━━ Dataset content ━━

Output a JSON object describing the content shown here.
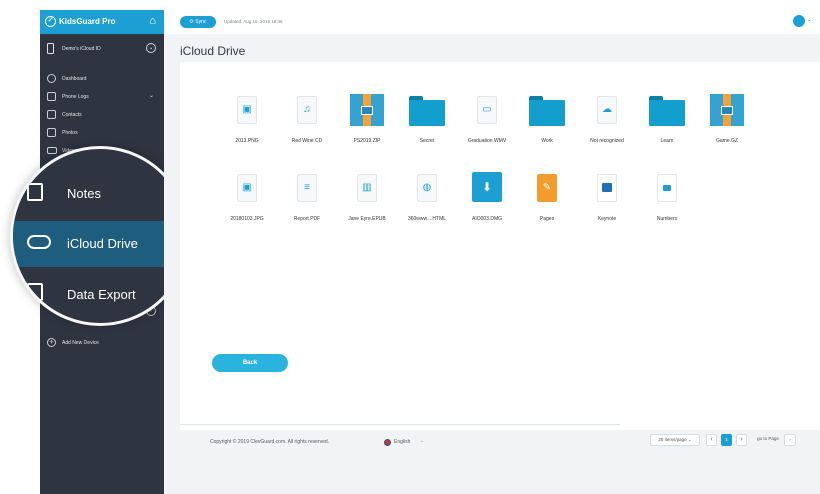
{
  "sidebar": {
    "brand": "KidsGuard Pro",
    "device_name": "Demo's iCloud ID",
    "items": [
      {
        "label": "Dashboard"
      },
      {
        "label": "Phone Logs"
      },
      {
        "label": "Contacts"
      },
      {
        "label": "Photos"
      },
      {
        "label": "Videos"
      }
    ],
    "add_device": "Add New Device"
  },
  "magnifier": {
    "items": [
      {
        "label": "Notes"
      },
      {
        "label": "iCloud Drive"
      },
      {
        "label": "Data Export"
      }
    ]
  },
  "topbar": {
    "sync_label": "Sync",
    "updated": "Updated: Aug 16, 2019 18:36"
  },
  "main": {
    "title": "iCloud Drive",
    "files": [
      {
        "name": "2013.PNG",
        "type": "image"
      },
      {
        "name": "Red Wine CD",
        "type": "audio"
      },
      {
        "name": "PS2019.ZIP",
        "type": "zip"
      },
      {
        "name": "Secret",
        "type": "folder"
      },
      {
        "name": "Graduation.WMV",
        "type": "video"
      },
      {
        "name": "Work",
        "type": "folder"
      },
      {
        "name": "Not recognized",
        "type": "unknown"
      },
      {
        "name": "Learn",
        "type": "folder"
      },
      {
        "name": "Game.GZ",
        "type": "zip"
      },
      {
        "name": "20180103.JPG",
        "type": "image"
      },
      {
        "name": "Report.PDF",
        "type": "document"
      },
      {
        "name": "Jane Eyre.EPUB",
        "type": "book"
      },
      {
        "name": "360www....HTML",
        "type": "web"
      },
      {
        "name": "AIO003.DMG",
        "type": "dmg"
      },
      {
        "name": "Pages",
        "type": "pages"
      },
      {
        "name": "Keynote",
        "type": "keynote"
      },
      {
        "name": "Numbers",
        "type": "numbers"
      }
    ],
    "back_label": "Back",
    "pagination": {
      "page_size": "20 items/page",
      "current_page": "1",
      "goto_label": "go to Page"
    }
  },
  "footer": {
    "copyright": "Copyright © 2019 ClevGuard.com. All rights reserved.",
    "language": "English"
  },
  "colors": {
    "accent": "#1d9fd3",
    "sidebar_bg": "#2e3540",
    "active_item": "#1f5d7f",
    "folder": "#129fcd",
    "zip_band": "#f3a23a",
    "main_bg": "#f2f3f5"
  }
}
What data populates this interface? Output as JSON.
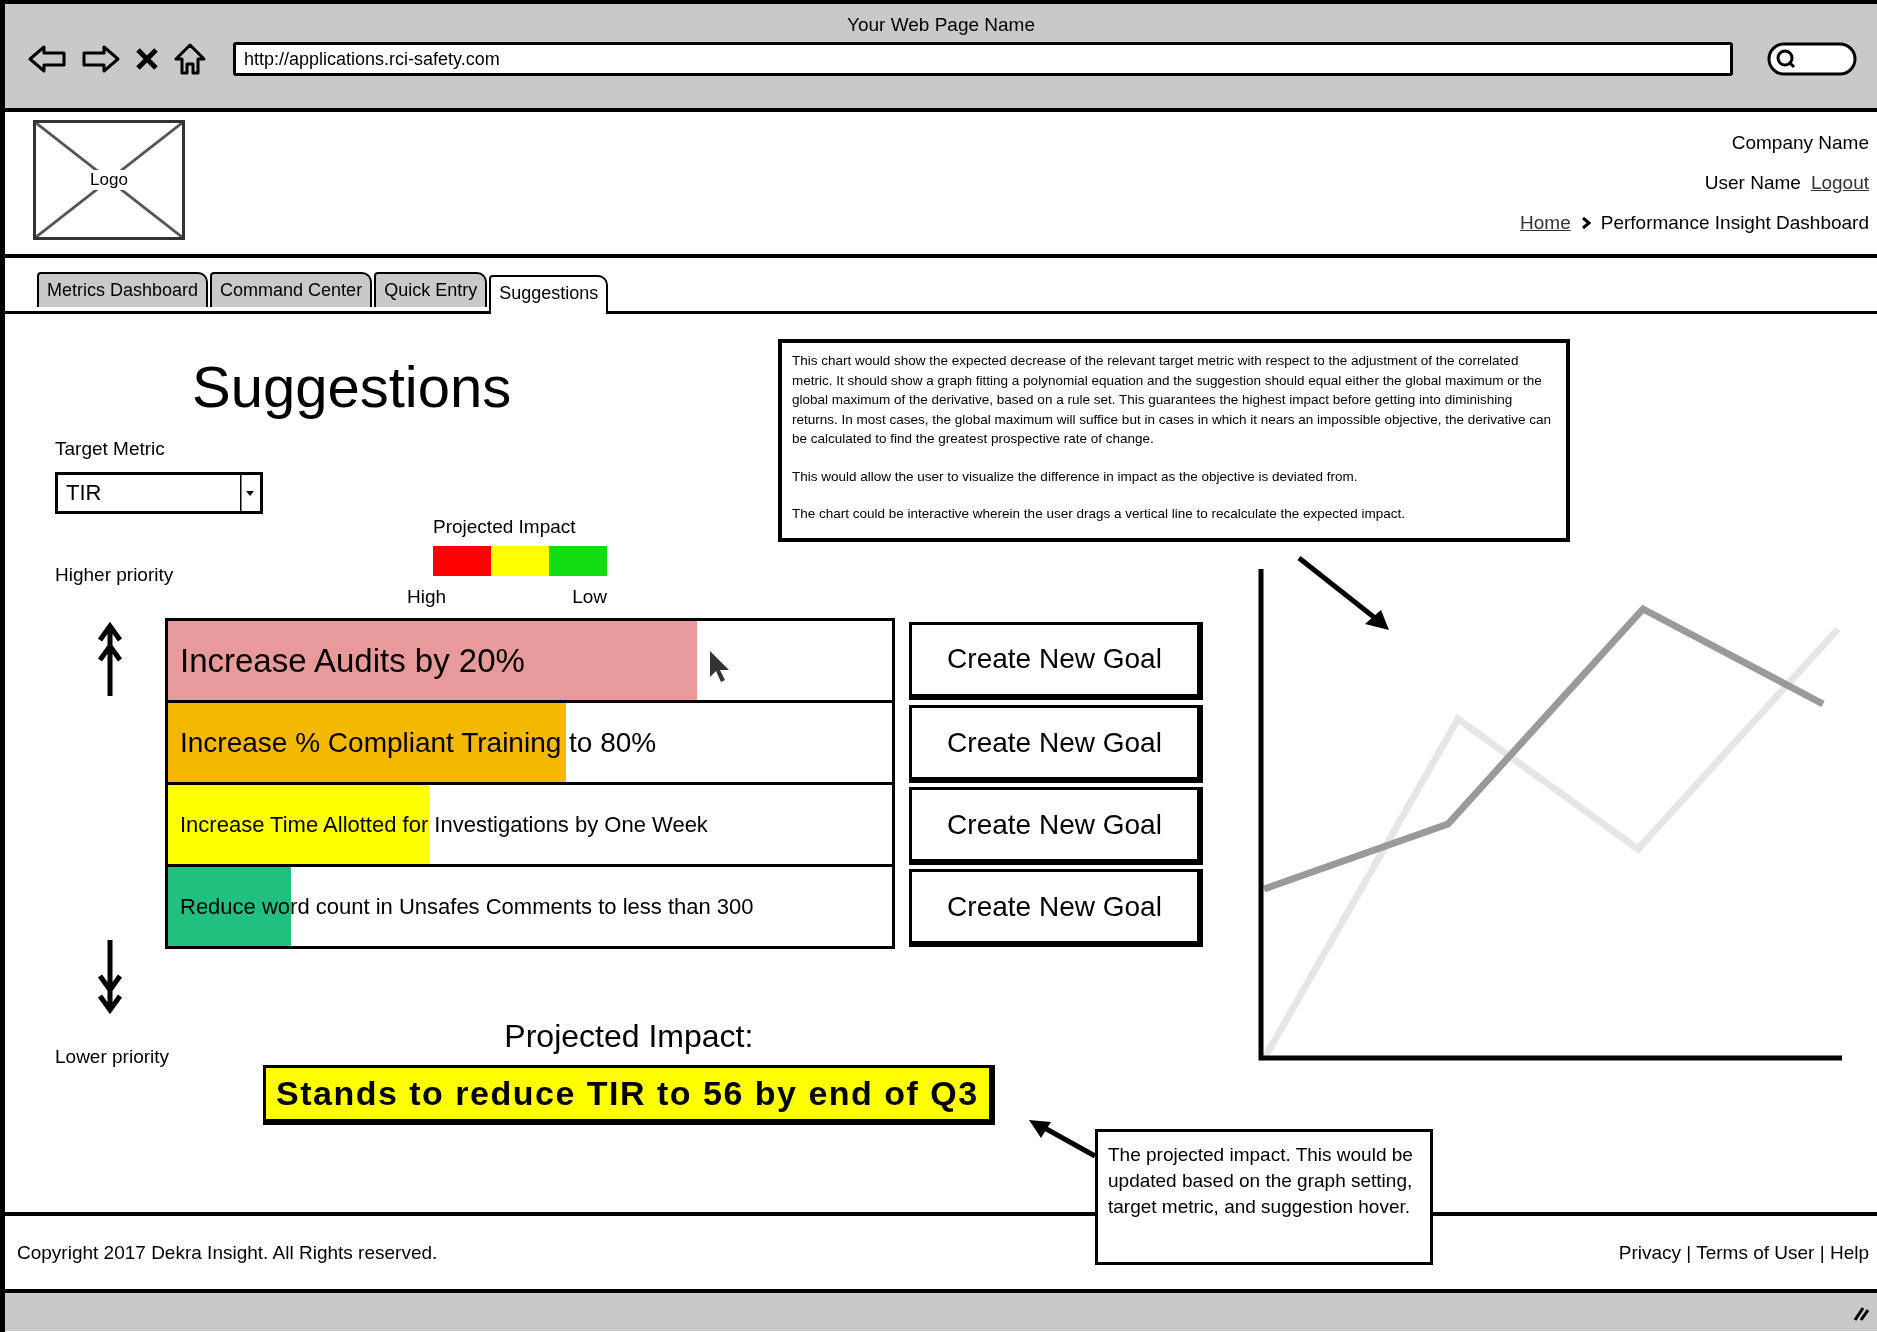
{
  "browser": {
    "title": "Your Web Page Name",
    "url": "http://applications.rci-safety.com"
  },
  "header": {
    "logo": "Logo",
    "company": "Company Name",
    "user": "User Name",
    "logout": "Logout",
    "breadcrumb_home": "Home",
    "breadcrumb_current": "Performance Insight Dashboard"
  },
  "tabs": [
    {
      "label": "Metrics Dashboard",
      "selected": false
    },
    {
      "label": "Command Center",
      "selected": false
    },
    {
      "label": "Quick Entry",
      "selected": false
    },
    {
      "label": "Suggestions",
      "selected": true
    }
  ],
  "page_title": "Suggestions",
  "target_metric": {
    "label": "Target Metric",
    "value": "TIR"
  },
  "legend": {
    "title": "Projected Impact",
    "high": "High",
    "low": "Low",
    "segments": [
      {
        "color": "#ff0000"
      },
      {
        "color": "#ffff00"
      },
      {
        "color": "#11dd11"
      }
    ]
  },
  "priority": {
    "higher": "Higher priority",
    "lower": "Lower priority"
  },
  "suggestions": [
    {
      "text": "Increase Audits by 20%",
      "level": 0.73,
      "color": "#e89a9a",
      "button": "Create New Goal"
    },
    {
      "text": "Increase % Compliant Training to 80%",
      "level": 0.55,
      "color": "#f5b800",
      "button": "Create New Goal"
    },
    {
      "text": "Increase Time Allotted for Investigations by One Week",
      "level": 0.36,
      "color": "#ffff00",
      "button": "Create New Goal"
    },
    {
      "text": "Reduce word count in Unsafes Comments to less than 300",
      "level": 0.17,
      "color": "#22c07e",
      "button": "Create New Goal"
    }
  ],
  "projected_impact": {
    "heading": "Projected Impact:",
    "value": "Stands to reduce TIR to 56 by end of Q3"
  },
  "chart_note": {
    "paragraphs": [
      "This chart would show the expected decrease of the relevant target metric with respect to the adjustment of the correlated metric.  It should show a graph fitting a polynomial equation and the suggestion should equal either the global maximum or the global maximum of the derivative, based on a rule set.  This guarantees the highest impact before getting into diminishing returns.  In most cases, the global maximum will suffice but in cases in which it nears an impossible objective, the derivative can be calculated to find the greatest prospective rate of change.",
      "This would allow the user to visualize the difference in impact as the objective is deviated from.",
      "The chart could be interactive wherein the user drags a vertical line to recalculate the expected impact."
    ]
  },
  "impact_note": {
    "text": "The projected impact.  This would be updated based on the graph setting, target metric, and suggestion hover."
  },
  "footer": {
    "copyright": "Copyright 2017 Dekra Insight. All Rights reserved.",
    "links": "Privacy | Terms of User | Help"
  }
}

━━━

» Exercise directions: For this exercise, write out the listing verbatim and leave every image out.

» Output for this task:
Output a JSON object describing the content shown here.
{
  "sidebar": {
    "brand": "KidsGuard Pro",
    "device_name": "Demo's iCloud ID",
    "items": [
      {
        "label": "Dashboard"
      },
      {
        "label": "Phone Logs"
      },
      {
        "label": "Contacts"
      },
      {
        "label": "Photos"
      },
      {
        "label": "Videos"
      }
    ],
    "add_device": "Add New Device"
  },
  "magnifier": {
    "items": [
      {
        "label": "Notes"
      },
      {
        "label": "iCloud Drive"
      },
      {
        "label": "Data Export"
      }
    ]
  },
  "topbar": {
    "sync_label": "Sync",
    "updated": "Updated: Aug 16, 2019 18:36"
  },
  "main": {
    "title": "iCloud Drive",
    "files": [
      {
        "name": "2013.PNG",
        "type": "image"
      },
      {
        "name": "Red Wine CD",
        "type": "audio"
      },
      {
        "name": "PS2019.ZIP",
        "type": "zip"
      },
      {
        "name": "Secret",
        "type": "folder"
      },
      {
        "name": "Graduation.WMV",
        "type": "video"
      },
      {
        "name": "Work",
        "type": "folder"
      },
      {
        "name": "Not recognized",
        "type": "unknown"
      },
      {
        "name": "Learn",
        "type": "folder"
      },
      {
        "name": "Game.GZ",
        "type": "zip"
      },
      {
        "name": "20180103.JPG",
        "type": "image"
      },
      {
        "name": "Report.PDF",
        "type": "document"
      },
      {
        "name": "Jane Eyre.EPUB",
        "type": "book"
      },
      {
        "name": "360www....HTML",
        "type": "web"
      },
      {
        "name": "AIO003.DMG",
        "type": "dmg"
      },
      {
        "name": "Pages",
        "type": "pages"
      },
      {
        "name": "Keynote",
        "type": "keynote"
      },
      {
        "name": "Numbers",
        "type": "numbers"
      }
    ],
    "back_label": "Back",
    "pagination": {
      "page_size": "20 items/page",
      "current_page": "1",
      "goto_label": "go to Page"
    }
  },
  "footer": {
    "copyright": "Copyright © 2019 ClevGuard.com. All rights reserved.",
    "language": "English"
  },
  "colors": {
    "accent": "#1d9fd3",
    "sidebar_bg": "#2e3540",
    "active_item": "#1f5d7f",
    "folder": "#129fcd",
    "zip_band": "#f3a23a",
    "main_bg": "#f2f3f5"
  }
}
What data populates this interface? Output as JSON.
{
  "browser": {
    "title": "Your Web Page Name",
    "url": "http://applications.rci-safety.com"
  },
  "header": {
    "logo": "Logo",
    "company": "Company Name",
    "user": "User Name",
    "logout": "Logout",
    "breadcrumb_home": "Home",
    "breadcrumb_current": "Performance Insight Dashboard"
  },
  "tabs": [
    {
      "label": "Metrics Dashboard",
      "selected": false
    },
    {
      "label": "Command Center",
      "selected": false
    },
    {
      "label": "Quick Entry",
      "selected": false
    },
    {
      "label": "Suggestions",
      "selected": true
    }
  ],
  "page_title": "Suggestions",
  "target_metric": {
    "label": "Target Metric",
    "value": "TIR"
  },
  "legend": {
    "title": "Projected Impact",
    "high": "High",
    "low": "Low",
    "segments": [
      {
        "color": "#ff0000"
      },
      {
        "color": "#ffff00"
      },
      {
        "color": "#11dd11"
      }
    ]
  },
  "priority": {
    "higher": "Higher priority",
    "lower": "Lower priority"
  },
  "suggestions": [
    {
      "text": "Increase Audits by 20%",
      "level": 0.73,
      "color": "#e89a9a",
      "button": "Create New Goal"
    },
    {
      "text": "Increase % Compliant Training to 80%",
      "level": 0.55,
      "color": "#f5b800",
      "button": "Create New Goal"
    },
    {
      "text": "Increase Time Allotted for Investigations by One Week",
      "level": 0.36,
      "color": "#ffff00",
      "button": "Create New Goal"
    },
    {
      "text": "Reduce word count in Unsafes Comments to less than 300",
      "level": 0.17,
      "color": "#22c07e",
      "button": "Create New Goal"
    }
  ],
  "projected_impact": {
    "heading": "Projected Impact:",
    "value": "Stands to reduce TIR to 56 by end of Q3"
  },
  "chart_note": {
    "paragraphs": [
      "This chart would show the expected decrease of the relevant target metric with respect to the adjustment of the correlated metric.  It should show a graph fitting a polynomial equation and the suggestion should equal either the global maximum or the global maximum of the derivative, based on a rule set.  This guarantees the highest impact before getting into diminishing returns.  In most cases, the global maximum will suffice but in cases in which it nears an impossible objective, the derivative can be calculated to find the greatest prospective rate of change.",
      "This would allow the user to visualize the difference in impact as the objective is deviated from.",
      "The chart could be interactive wherein the user drags a vertical line to recalculate the expected impact."
    ]
  },
  "impact_note": {
    "text": "The projected impact.  This would be updated based on the graph setting, target metric, and suggestion hover."
  },
  "footer": {
    "copyright": "Copyright 2017 Dekra Insight. All Rights reserved.",
    "links": "Privacy | Terms of User | Help"
  }
}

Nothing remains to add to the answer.